[Dataset rows describing interfaces]
★ ★ ★

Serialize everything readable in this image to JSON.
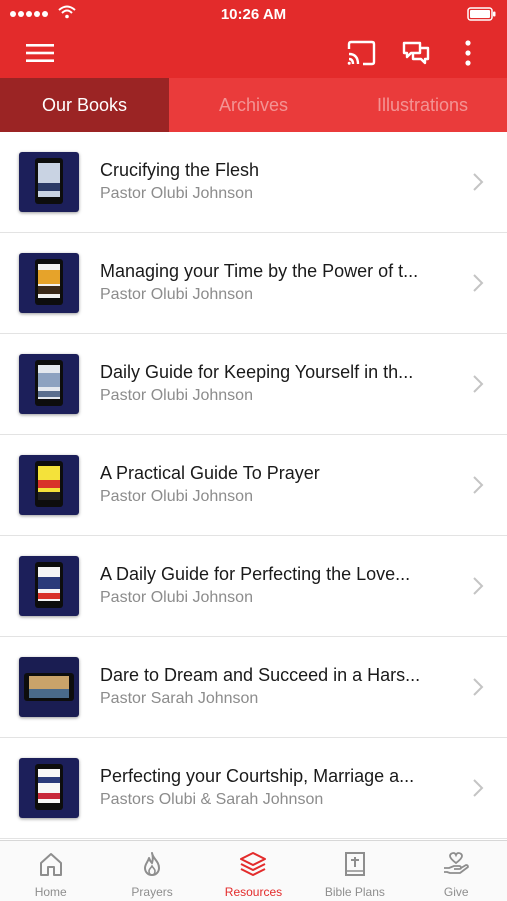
{
  "status_bar": {
    "time": "10:26 AM"
  },
  "header": {
    "menu_icon": "hamburger-icon",
    "cast_icon": "cast-icon",
    "chat_icon": "chat-bubbles-icon",
    "more_icon": "more-vertical-icon"
  },
  "tabs": [
    {
      "label": "Our Books",
      "active": true
    },
    {
      "label": "Archives",
      "active": false
    },
    {
      "label": "Illustrations",
      "active": false
    }
  ],
  "books": [
    {
      "title": "Crucifying the Flesh",
      "author": "Pastor Olubi Johnson"
    },
    {
      "title": "Managing your Time by the Power of t...",
      "author": "Pastor Olubi Johnson"
    },
    {
      "title": "Daily Guide for Keeping Yourself in th...",
      "author": "Pastor Olubi Johnson"
    },
    {
      "title": "A Practical Guide To Prayer",
      "author": "Pastor Olubi Johnson"
    },
    {
      "title": "A Daily Guide for Perfecting the Love...",
      "author": "Pastor Olubi Johnson"
    },
    {
      "title": "Dare to Dream and Succeed in a Hars...",
      "author": "Pastor Sarah Johnson"
    },
    {
      "title": "Perfecting your Courtship, Marriage a...",
      "author": "Pastors Olubi & Sarah Johnson"
    }
  ],
  "tabbar": [
    {
      "label": "Home",
      "icon": "home-icon",
      "active": false
    },
    {
      "label": "Prayers",
      "icon": "flame-icon",
      "active": false
    },
    {
      "label": "Resources",
      "icon": "layers-icon",
      "active": true
    },
    {
      "label": "Bible Plans",
      "icon": "bible-icon",
      "active": false
    },
    {
      "label": "Give",
      "icon": "give-hand-icon",
      "active": false
    }
  ],
  "colors": {
    "brand_red": "#e32b2b",
    "active_tab": "#9b2424",
    "tab_bar_active": "#e32b2b",
    "tab_bar_inactive": "#8e8e8e"
  }
}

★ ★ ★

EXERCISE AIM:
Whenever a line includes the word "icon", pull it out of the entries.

EXERCISE RESPONSE:
    "menu_icon": "hamburger-icon",
    "cast_icon": "cast-icon",
    "chat_icon": "chat-bubbles-icon",
    "more_icon": "more-vertical-icon"
      "icon": "home-icon",
      "icon": "flame-icon",
      "icon": "layers-icon",
      "icon": "bible-icon",
      "icon": "give-hand-icon",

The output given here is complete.